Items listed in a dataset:
_____
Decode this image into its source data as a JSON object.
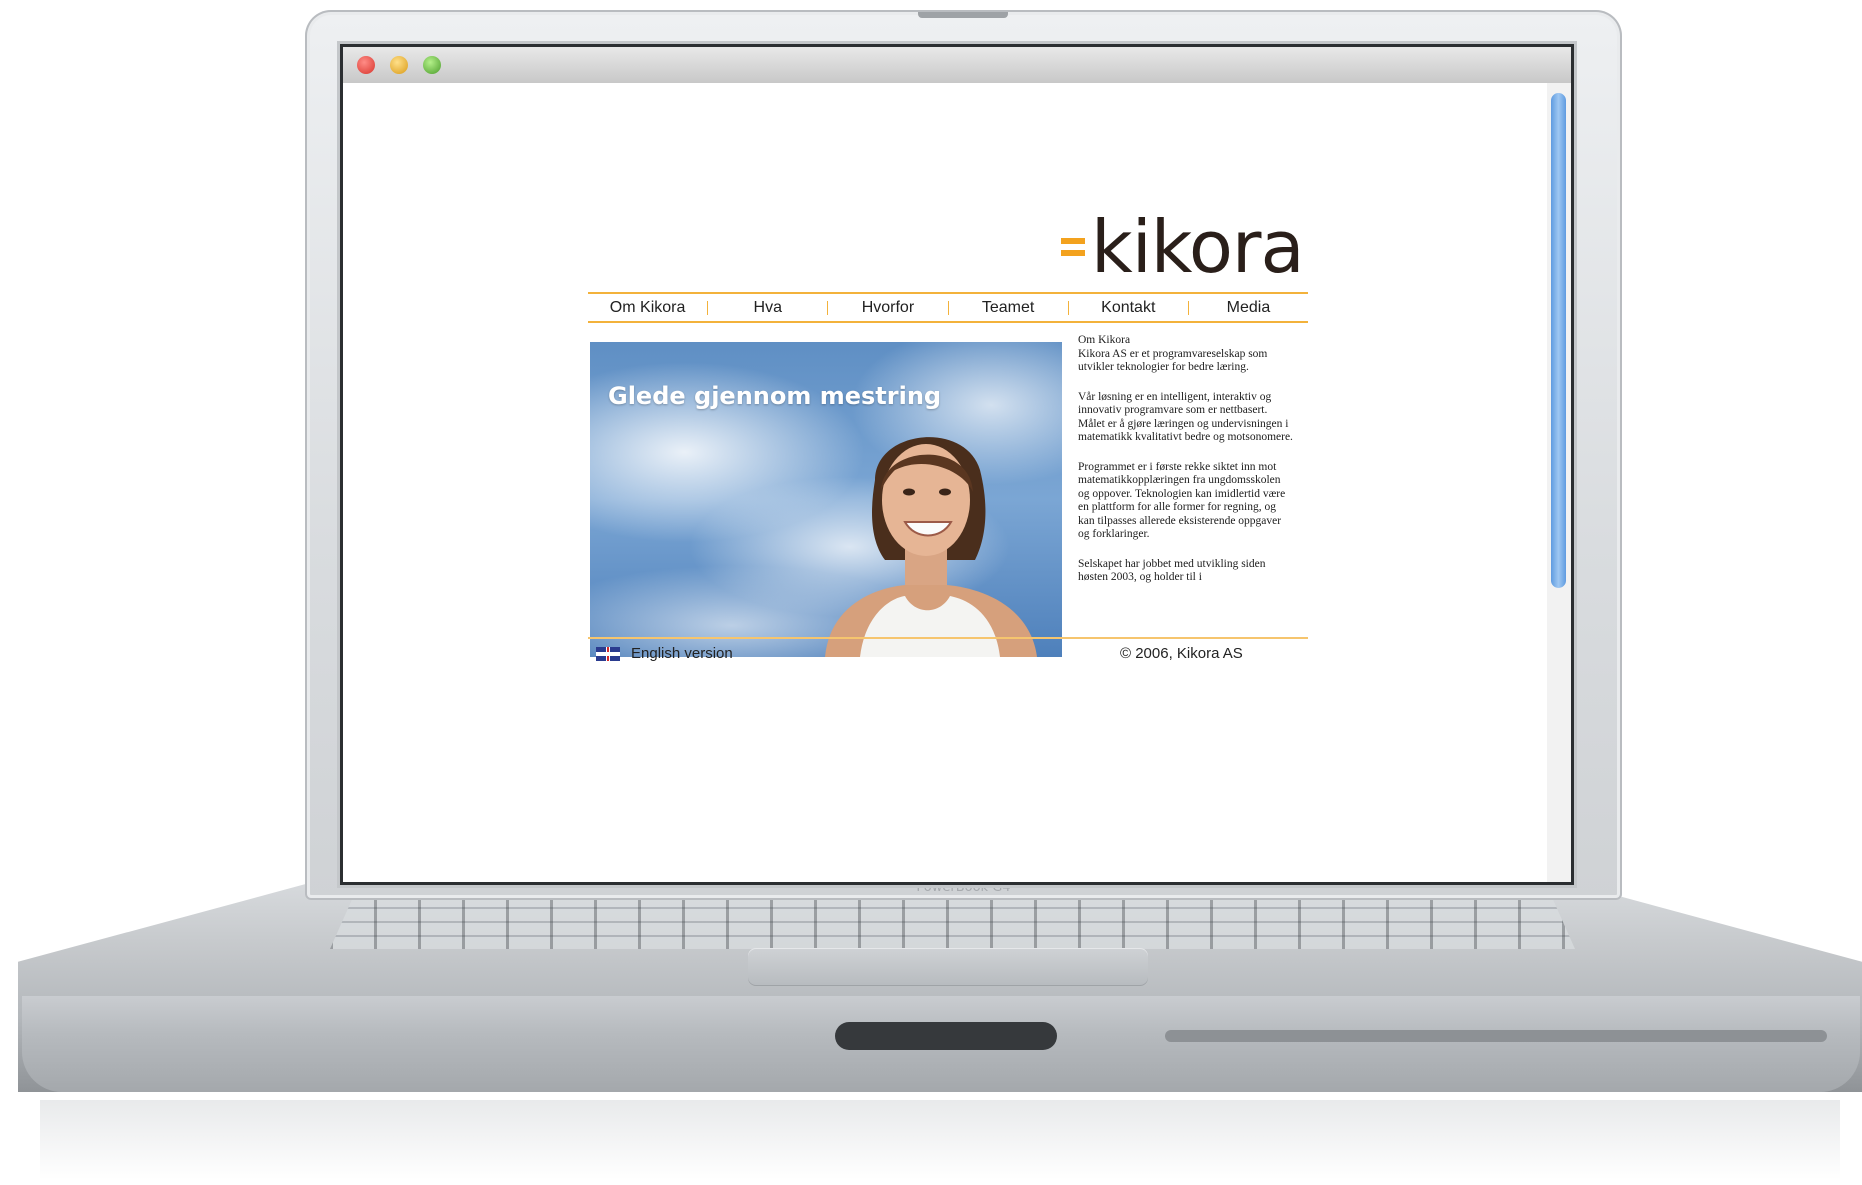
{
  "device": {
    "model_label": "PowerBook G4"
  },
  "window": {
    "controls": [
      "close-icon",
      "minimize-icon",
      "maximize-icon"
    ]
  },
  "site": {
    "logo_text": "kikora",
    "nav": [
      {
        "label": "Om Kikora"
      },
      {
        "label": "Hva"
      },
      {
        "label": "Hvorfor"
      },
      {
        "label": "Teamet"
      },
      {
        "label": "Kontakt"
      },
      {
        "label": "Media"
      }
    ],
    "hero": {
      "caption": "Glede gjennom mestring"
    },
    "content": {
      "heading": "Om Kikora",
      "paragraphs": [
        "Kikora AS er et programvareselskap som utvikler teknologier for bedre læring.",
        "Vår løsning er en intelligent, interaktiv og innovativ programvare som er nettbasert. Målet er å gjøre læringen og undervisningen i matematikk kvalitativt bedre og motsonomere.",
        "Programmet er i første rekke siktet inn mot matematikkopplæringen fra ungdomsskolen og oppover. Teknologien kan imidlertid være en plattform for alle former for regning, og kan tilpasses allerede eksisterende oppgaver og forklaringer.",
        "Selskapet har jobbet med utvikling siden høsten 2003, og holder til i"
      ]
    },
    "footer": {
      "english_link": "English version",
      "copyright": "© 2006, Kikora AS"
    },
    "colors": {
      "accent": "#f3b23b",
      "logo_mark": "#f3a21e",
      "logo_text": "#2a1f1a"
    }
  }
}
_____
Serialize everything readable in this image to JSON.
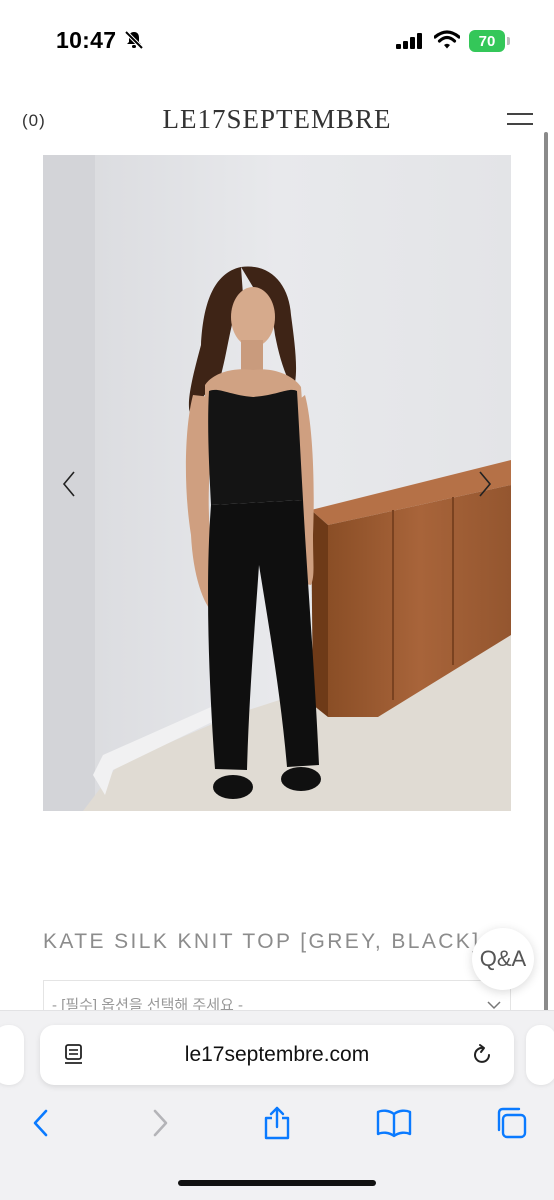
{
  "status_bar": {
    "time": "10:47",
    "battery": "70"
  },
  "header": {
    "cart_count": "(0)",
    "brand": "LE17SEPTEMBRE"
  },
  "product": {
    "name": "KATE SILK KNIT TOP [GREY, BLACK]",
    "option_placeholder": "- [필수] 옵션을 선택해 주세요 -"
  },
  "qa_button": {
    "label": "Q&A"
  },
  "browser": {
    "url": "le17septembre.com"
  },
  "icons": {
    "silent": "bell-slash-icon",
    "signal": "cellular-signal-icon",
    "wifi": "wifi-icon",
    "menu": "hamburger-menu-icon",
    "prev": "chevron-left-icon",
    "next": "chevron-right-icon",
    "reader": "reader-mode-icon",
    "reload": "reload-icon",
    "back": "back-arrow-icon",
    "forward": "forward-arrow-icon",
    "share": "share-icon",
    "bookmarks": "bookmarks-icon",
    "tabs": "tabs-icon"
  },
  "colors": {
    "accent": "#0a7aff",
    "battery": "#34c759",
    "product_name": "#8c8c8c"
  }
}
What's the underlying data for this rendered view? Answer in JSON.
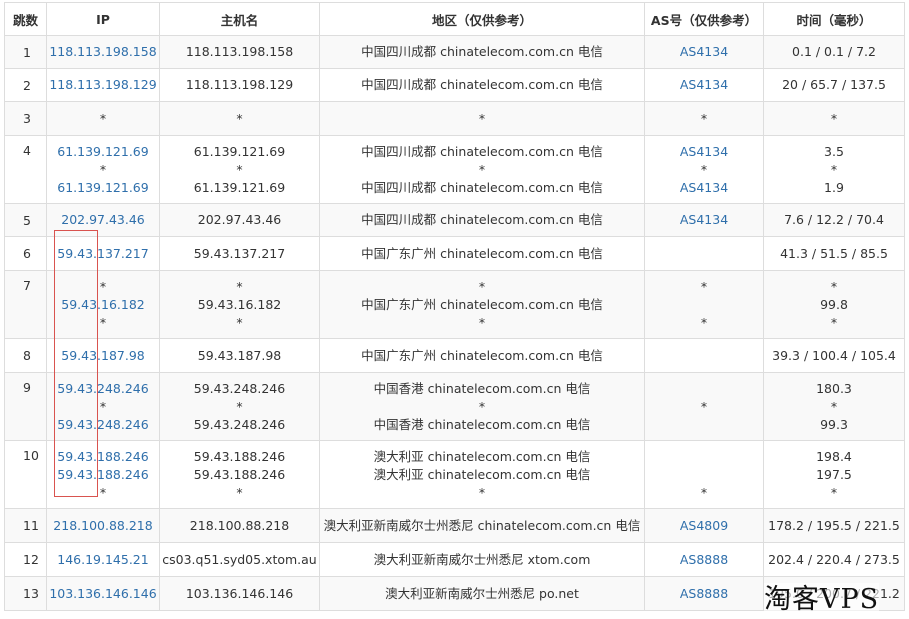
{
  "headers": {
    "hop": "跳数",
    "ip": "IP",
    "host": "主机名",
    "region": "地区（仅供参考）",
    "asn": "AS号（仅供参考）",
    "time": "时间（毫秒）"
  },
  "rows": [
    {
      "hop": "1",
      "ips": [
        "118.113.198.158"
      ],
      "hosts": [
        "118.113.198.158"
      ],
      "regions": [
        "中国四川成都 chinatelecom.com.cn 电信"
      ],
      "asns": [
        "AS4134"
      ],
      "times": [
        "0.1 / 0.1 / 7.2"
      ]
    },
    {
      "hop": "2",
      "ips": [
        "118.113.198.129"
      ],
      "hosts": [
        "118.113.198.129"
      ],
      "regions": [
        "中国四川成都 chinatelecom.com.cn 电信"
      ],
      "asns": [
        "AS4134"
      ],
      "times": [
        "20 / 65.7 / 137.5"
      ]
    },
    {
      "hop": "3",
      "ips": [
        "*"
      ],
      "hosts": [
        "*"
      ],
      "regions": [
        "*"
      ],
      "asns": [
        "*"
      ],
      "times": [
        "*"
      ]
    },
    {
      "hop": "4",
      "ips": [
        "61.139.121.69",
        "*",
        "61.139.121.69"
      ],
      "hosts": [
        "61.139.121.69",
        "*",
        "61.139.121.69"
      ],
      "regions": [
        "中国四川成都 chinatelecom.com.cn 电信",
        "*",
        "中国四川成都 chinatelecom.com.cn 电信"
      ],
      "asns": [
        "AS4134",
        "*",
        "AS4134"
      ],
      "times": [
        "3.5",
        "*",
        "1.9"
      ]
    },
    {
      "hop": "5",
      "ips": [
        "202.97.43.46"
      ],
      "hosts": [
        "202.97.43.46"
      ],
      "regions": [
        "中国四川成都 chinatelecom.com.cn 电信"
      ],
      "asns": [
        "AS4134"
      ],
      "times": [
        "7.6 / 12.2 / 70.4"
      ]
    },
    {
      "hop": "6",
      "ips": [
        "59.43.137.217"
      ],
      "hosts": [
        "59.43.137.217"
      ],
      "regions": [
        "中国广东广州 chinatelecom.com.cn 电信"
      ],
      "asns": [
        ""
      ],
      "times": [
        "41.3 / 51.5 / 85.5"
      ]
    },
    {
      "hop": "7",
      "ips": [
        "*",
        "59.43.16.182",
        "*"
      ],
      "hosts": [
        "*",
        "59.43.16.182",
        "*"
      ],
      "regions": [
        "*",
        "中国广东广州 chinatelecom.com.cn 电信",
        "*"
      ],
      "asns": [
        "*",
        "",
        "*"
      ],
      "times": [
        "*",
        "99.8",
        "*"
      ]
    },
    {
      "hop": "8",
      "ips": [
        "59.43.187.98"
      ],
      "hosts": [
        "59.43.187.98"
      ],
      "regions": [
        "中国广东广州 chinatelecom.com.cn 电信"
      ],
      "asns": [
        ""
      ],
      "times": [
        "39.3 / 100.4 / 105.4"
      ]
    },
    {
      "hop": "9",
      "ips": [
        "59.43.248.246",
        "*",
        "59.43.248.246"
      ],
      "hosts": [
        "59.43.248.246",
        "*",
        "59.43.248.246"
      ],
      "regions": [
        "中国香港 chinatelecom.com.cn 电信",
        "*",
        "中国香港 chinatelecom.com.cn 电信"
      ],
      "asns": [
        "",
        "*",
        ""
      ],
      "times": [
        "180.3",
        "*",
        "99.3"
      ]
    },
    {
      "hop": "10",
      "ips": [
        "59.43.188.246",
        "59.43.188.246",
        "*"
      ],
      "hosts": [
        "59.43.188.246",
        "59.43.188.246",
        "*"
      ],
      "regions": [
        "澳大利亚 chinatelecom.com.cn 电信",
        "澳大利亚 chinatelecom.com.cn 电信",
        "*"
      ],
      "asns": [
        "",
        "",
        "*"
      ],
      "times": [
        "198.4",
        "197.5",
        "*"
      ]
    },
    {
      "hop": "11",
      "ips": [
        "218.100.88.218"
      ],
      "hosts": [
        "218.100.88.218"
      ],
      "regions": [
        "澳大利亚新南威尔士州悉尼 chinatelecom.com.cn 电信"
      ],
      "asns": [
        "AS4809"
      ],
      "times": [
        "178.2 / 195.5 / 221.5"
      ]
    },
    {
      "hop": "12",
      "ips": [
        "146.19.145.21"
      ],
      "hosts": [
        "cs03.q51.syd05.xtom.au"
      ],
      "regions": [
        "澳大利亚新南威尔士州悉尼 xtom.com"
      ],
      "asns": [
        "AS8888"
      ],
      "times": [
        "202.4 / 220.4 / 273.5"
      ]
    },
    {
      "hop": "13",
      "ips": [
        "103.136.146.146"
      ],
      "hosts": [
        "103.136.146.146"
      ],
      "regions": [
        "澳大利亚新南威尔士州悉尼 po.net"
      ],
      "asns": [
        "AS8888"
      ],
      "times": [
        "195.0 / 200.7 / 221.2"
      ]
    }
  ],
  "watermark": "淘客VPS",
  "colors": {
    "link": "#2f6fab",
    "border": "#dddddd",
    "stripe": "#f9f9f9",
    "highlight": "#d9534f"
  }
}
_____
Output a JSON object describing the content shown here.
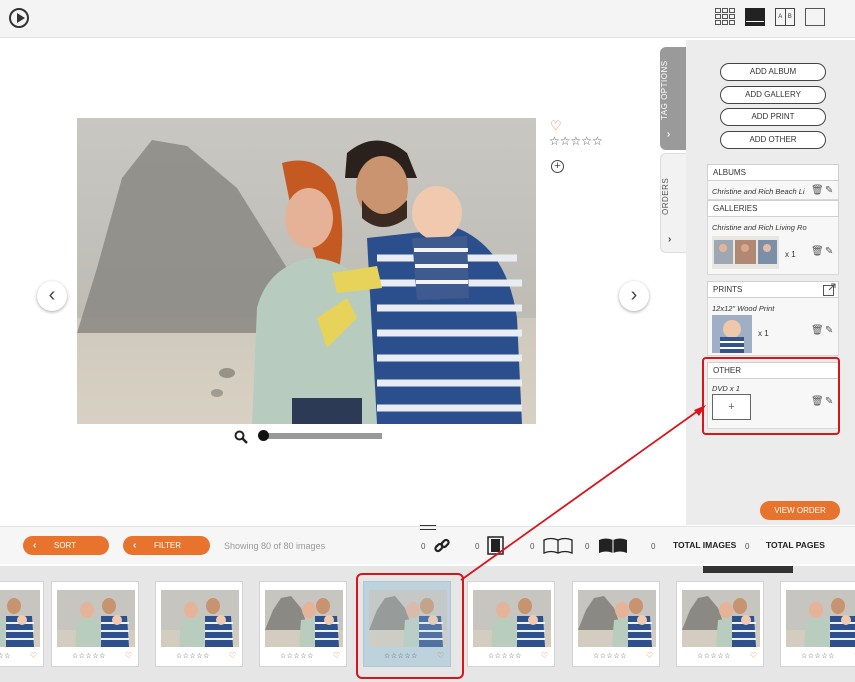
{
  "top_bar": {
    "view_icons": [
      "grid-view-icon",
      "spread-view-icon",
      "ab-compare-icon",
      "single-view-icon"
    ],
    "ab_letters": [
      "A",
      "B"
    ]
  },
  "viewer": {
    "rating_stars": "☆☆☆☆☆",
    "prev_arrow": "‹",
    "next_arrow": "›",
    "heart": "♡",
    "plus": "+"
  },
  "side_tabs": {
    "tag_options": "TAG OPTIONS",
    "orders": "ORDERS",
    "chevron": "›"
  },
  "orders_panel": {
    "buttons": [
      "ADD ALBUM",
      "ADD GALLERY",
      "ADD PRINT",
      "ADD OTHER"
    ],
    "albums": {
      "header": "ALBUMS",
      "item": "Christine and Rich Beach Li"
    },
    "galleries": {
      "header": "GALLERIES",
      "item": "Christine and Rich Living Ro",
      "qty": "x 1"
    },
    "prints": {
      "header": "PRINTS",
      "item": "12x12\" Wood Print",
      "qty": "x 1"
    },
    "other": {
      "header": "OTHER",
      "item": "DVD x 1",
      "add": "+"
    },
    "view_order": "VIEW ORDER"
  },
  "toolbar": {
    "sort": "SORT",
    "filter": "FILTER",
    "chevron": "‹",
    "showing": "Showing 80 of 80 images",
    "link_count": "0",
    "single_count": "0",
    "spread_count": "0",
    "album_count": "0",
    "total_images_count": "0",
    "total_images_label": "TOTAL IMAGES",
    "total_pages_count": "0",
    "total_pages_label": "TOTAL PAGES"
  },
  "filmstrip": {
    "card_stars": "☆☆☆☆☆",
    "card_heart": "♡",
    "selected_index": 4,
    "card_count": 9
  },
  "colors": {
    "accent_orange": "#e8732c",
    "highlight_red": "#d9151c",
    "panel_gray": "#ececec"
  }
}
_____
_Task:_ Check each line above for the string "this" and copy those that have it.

_Your solution:_
Decode this image into its source data as a JSON object.
Serialize everything readable in this image to JSON.
What's the underlying data for this rendered view? Answer in JSON.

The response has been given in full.